The Fraunhofer IWS Dresden and Technische Universität Dresden inaugurated their jointly operated Center for Additive Manufacturing Dresden (AMCD) with a festive ceremony on February 7, 2017. Scientists from various disciplines perform research on materials, additive manufacturing processes and innovative technologies, which build up components in a layer by layer process. This technology opens up new horizons for component design and combinations of functions. For example during fabrication, electrical conductors and sensors are already able to be additively manufactured into components. They provide information about stress conditions of a product during operation.

The 3D-printing technology, or additive manufacturing as it is often called, has long made the step out of scientific research laboratories into industrial...

Im Focus: Mimicking nature's cellular architectures via 3-D printing

Research offers new level of control over the structure of 3-D printed materials

Nature does amazing things with limited design materials.
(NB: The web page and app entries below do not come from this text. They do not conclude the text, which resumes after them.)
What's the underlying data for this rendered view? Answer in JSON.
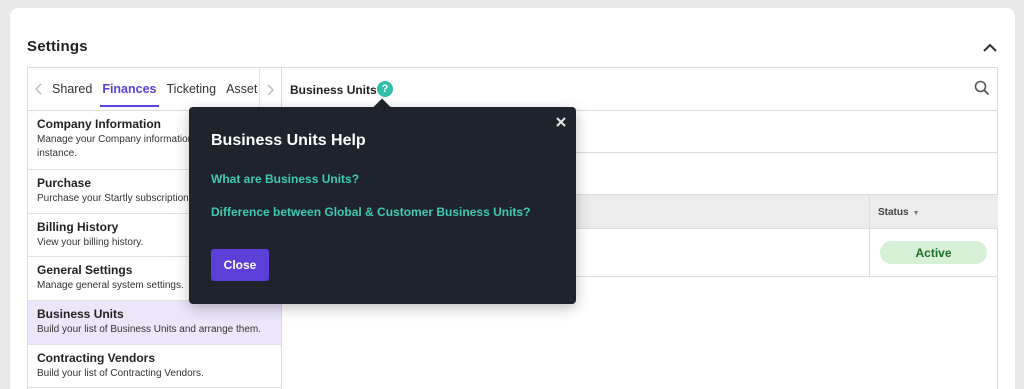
{
  "header": {
    "title": "Settings"
  },
  "tabs": {
    "items": [
      "Shared",
      "Finances",
      "Ticketing",
      "Asset"
    ],
    "active": "Finances"
  },
  "settings_list": [
    {
      "title": "Company Information",
      "desc": "Manage your Company information",
      "desc2": "instance."
    },
    {
      "title": "Purchase",
      "desc": "Purchase your Startly subscription"
    },
    {
      "title": "Billing History",
      "desc": "View your billing history."
    },
    {
      "title": "General Settings",
      "desc": "Manage general system settings."
    },
    {
      "title": "Business Units",
      "desc": "Build your list of Business Units and arrange them."
    },
    {
      "title": "Contracting Vendors",
      "desc": "Build your list of Contracting Vendors."
    }
  ],
  "content": {
    "title": "Business Units",
    "help_glyph": "?",
    "status_header": "Status",
    "status_value": "Active"
  },
  "help_popover": {
    "title": "Business Units Help",
    "link1": "What are Business Units?",
    "link2": "Difference between Global & Customer Business Units?",
    "close_label": "Close"
  },
  "colors": {
    "accent": "#5b3fd8",
    "help_teal": "#2fbfa8",
    "popover_bg": "#1f242c",
    "active_badge_bg": "#d6f0d6"
  },
  "icons": [
    "chevron-up-icon",
    "chevron-left-icon",
    "chevron-right-icon",
    "search-icon",
    "help-icon",
    "close-icon"
  ]
}
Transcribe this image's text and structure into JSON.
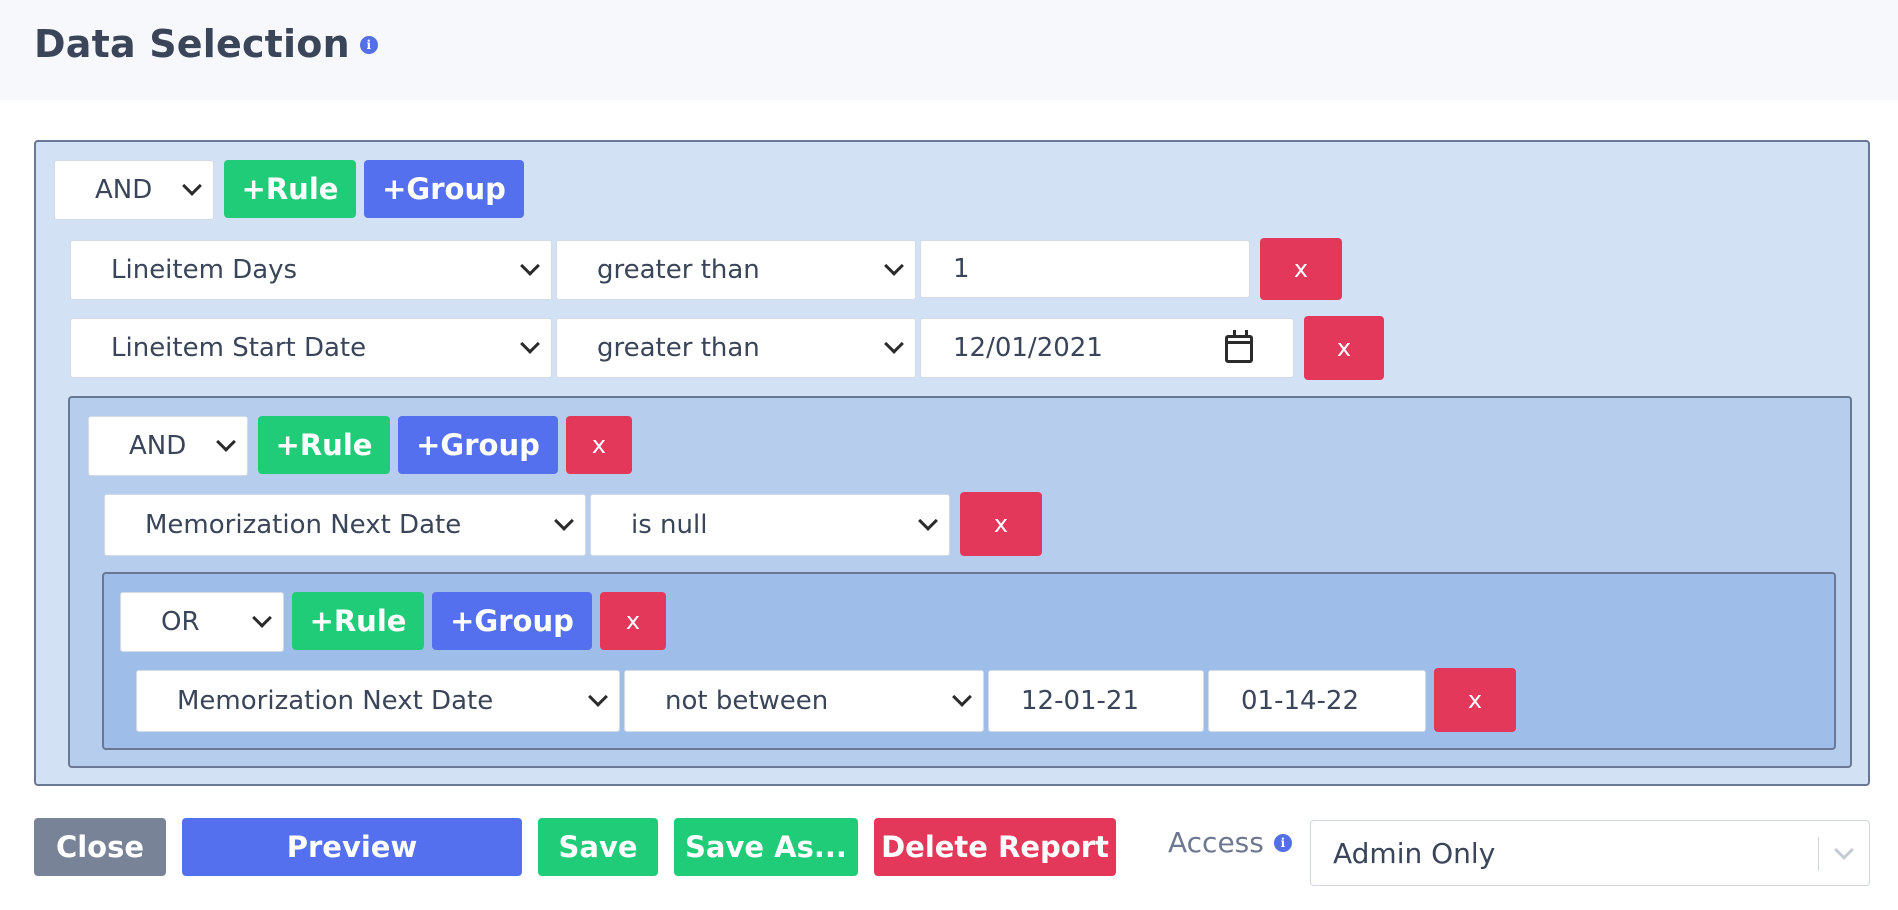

Grass, for example, can support its own weight, resist strong wind loads, and recover after being...

Im Focus: Three Magnetic States for Each Hole

Nanometer-scale magnetic perforated grids could create new possibilities for computing. Together with international colleagues, scientists from the Helmholtz Zentrum Dresden-Rossendorf (HZDR) have shown how a cobalt grid can be reliably programmed at room temperature. In addition they discovered that for every hole ("antidot") three magnetic states can be configured. The results have been published in the journal "Scientific Reports".

Physicist Dr. Rantej Bali from the HZDR, together with scientists from Singapore and Australia, designed a special grid structure in a thin layer of cobalt in...

All Focus news of the innovation-report >>>

Anzeige

Anzeige

Event News

Booth and panel discussion – The Lindau Nobel Laureate Meetings at the AAAS 2017 Annual Meeting

13.02.2017 | Event News

Complex Loading versus Hidden Reserves

10.02.2017 | Event News

International Conference on Crystal Growth in Freiburg

09.02.2017 | Event News

 
Latest News

Switched-on DNA

20.02.2017 | Materials Sciences

Second cause of hidden hearing loss identified

20.02.2017 | Health and Medicine

Prospect for more effective treatment of nerve pain

20.02.2017 | Health and Medicine

VideoLinks
B2B-VideoLinks
More VideoLinks >>>